Author: Downey L, Engelberg RA, Standish LJ, Kozak L, Lafferty WE.
Affiliation: University of Washington.
Conference/Journal: Am J Hosp Palliat Care.
Date published: 2009 Apr 24
Other: Word Count: 136
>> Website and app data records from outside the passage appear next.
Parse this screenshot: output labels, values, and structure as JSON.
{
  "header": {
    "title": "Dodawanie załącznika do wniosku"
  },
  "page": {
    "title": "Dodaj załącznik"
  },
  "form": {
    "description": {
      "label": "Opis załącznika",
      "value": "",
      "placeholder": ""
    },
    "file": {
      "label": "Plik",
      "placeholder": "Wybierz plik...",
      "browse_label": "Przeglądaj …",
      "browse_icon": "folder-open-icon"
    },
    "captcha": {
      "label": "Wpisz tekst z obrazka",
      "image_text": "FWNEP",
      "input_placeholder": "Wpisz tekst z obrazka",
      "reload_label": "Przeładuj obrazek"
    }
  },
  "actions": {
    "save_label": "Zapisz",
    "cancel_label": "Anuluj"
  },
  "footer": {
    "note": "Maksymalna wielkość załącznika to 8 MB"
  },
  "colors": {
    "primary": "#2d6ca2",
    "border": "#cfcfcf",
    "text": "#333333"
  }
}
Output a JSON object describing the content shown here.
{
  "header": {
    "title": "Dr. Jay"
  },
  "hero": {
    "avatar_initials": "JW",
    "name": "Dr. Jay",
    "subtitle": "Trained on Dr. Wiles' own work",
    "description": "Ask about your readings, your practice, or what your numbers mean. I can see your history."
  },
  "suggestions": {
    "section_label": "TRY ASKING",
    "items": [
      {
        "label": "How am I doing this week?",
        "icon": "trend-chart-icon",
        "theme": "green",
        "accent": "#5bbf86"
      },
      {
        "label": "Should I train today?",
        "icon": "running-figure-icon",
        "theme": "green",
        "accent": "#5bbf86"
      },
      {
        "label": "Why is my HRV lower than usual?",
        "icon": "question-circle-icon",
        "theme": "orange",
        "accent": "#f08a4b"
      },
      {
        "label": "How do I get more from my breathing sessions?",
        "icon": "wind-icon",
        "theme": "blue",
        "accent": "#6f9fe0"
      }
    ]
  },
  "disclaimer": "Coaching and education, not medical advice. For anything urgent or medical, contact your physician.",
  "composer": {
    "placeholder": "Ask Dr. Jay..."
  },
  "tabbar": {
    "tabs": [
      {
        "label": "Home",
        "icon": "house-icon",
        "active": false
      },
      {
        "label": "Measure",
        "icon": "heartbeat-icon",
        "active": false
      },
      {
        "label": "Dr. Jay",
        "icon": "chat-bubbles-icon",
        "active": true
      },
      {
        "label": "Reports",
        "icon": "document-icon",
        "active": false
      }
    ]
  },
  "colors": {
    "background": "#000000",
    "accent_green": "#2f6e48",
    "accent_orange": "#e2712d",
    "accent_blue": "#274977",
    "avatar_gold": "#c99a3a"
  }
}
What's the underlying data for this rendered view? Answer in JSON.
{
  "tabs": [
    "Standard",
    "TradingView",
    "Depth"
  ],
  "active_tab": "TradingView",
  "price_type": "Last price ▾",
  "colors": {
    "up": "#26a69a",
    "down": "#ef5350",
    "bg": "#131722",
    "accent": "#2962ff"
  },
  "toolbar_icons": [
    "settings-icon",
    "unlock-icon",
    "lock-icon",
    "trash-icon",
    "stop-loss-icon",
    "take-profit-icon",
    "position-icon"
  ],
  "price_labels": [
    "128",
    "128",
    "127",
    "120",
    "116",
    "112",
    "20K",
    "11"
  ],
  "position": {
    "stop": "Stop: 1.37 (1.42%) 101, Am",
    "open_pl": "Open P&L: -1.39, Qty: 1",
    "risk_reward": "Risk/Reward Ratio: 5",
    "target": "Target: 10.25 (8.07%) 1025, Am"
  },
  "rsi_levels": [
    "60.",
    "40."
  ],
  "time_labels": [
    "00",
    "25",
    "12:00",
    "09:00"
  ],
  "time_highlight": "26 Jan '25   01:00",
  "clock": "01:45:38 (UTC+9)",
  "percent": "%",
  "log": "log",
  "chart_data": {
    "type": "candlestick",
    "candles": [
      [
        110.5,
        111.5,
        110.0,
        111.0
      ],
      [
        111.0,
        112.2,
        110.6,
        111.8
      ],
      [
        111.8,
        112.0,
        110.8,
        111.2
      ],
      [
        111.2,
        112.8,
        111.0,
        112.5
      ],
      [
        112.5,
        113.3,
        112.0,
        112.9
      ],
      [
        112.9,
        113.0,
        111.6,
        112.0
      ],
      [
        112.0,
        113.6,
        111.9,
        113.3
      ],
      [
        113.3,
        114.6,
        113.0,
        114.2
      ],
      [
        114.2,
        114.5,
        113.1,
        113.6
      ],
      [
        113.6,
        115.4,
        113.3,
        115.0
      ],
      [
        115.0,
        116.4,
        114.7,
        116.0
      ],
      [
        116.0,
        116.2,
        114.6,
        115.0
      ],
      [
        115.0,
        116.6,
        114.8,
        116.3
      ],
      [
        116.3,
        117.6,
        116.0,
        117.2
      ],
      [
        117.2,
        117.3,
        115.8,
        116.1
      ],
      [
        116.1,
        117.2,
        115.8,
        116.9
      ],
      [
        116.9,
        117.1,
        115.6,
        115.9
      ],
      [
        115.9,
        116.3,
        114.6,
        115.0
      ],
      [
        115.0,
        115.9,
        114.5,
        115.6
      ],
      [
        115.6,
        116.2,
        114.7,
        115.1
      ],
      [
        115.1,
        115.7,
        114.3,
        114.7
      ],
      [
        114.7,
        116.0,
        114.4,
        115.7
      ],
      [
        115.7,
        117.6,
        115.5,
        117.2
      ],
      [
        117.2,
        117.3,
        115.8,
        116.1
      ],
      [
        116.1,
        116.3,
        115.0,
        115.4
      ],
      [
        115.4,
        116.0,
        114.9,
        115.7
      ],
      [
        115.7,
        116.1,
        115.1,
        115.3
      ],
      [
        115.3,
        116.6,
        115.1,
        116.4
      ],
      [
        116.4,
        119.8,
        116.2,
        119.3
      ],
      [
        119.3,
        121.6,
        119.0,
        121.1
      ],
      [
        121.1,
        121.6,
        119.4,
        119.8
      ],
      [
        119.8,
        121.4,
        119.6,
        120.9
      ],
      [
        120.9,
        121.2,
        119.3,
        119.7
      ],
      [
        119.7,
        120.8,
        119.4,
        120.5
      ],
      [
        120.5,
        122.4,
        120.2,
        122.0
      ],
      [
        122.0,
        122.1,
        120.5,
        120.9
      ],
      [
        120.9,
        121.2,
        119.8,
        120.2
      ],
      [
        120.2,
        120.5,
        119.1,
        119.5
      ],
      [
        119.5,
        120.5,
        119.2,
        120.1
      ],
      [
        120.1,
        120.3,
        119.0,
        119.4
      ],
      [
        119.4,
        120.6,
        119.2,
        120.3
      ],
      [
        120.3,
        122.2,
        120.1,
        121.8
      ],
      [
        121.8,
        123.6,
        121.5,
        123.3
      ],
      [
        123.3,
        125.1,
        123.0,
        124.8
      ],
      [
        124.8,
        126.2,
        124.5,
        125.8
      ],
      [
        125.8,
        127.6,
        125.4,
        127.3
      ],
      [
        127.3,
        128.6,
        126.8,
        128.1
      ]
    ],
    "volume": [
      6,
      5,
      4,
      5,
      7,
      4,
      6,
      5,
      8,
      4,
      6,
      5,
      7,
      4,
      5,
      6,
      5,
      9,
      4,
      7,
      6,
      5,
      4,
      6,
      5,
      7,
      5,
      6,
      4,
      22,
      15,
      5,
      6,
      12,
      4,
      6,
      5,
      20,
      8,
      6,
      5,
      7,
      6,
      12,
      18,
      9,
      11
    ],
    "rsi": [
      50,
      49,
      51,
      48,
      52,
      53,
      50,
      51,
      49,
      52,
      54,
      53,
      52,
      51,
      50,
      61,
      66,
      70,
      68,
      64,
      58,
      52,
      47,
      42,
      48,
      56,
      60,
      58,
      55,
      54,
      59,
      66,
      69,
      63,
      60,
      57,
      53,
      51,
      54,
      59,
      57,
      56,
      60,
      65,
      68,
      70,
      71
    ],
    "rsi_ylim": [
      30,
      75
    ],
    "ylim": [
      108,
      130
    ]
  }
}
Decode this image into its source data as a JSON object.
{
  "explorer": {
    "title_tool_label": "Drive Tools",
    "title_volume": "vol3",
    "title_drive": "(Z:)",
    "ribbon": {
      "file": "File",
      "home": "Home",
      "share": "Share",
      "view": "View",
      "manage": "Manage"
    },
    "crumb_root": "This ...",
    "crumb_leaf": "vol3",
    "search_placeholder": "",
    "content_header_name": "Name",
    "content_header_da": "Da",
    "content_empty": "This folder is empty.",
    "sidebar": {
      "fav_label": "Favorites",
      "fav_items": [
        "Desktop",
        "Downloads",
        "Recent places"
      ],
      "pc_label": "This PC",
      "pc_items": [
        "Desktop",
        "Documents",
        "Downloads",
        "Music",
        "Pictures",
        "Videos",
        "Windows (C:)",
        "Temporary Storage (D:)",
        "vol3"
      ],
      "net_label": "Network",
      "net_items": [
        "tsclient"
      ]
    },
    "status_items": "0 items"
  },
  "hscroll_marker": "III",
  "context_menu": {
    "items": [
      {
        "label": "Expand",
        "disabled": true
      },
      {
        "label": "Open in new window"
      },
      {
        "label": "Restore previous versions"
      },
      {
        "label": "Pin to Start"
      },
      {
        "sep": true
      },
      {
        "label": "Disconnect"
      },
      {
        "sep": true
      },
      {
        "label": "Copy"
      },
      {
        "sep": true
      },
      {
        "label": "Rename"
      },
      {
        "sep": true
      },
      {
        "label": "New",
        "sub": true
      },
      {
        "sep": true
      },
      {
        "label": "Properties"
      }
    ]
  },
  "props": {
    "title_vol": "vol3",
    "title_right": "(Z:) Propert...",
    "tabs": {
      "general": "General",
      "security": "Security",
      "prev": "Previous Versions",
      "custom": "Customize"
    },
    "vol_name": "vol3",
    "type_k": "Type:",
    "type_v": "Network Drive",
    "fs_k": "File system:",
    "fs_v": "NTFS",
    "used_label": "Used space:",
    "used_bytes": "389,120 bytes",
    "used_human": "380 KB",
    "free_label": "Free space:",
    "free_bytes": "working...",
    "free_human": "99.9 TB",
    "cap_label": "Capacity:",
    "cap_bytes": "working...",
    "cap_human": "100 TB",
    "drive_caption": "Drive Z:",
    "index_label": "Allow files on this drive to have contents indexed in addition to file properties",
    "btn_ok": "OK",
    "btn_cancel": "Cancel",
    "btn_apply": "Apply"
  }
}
Improving end-of-life care is a priority in the United States, but assigning priorities for standard care services requires evaluations using appropriate study design and appropriate outcome indicators. A recent randomized controlled trial with terminally ill patients produced no evidence of benefit from massage or guided meditation, when evaluated with measures of global quality of life or pain distress over the course of patient participation. However, reanalysis using a more targeted outcome, surrogates\' assessment of patients\' benefit from the study intervention, suggested significant gains from massage-the treatment patients gave their highest preassignment preference ratings. The authors conclude that adding a menu of complementary therapies as part of standard end-of-life care may yield significant benefit, that patient preference is an important predictor of outcome, and that modifications in trial design may be appropriate for end-of-life studies.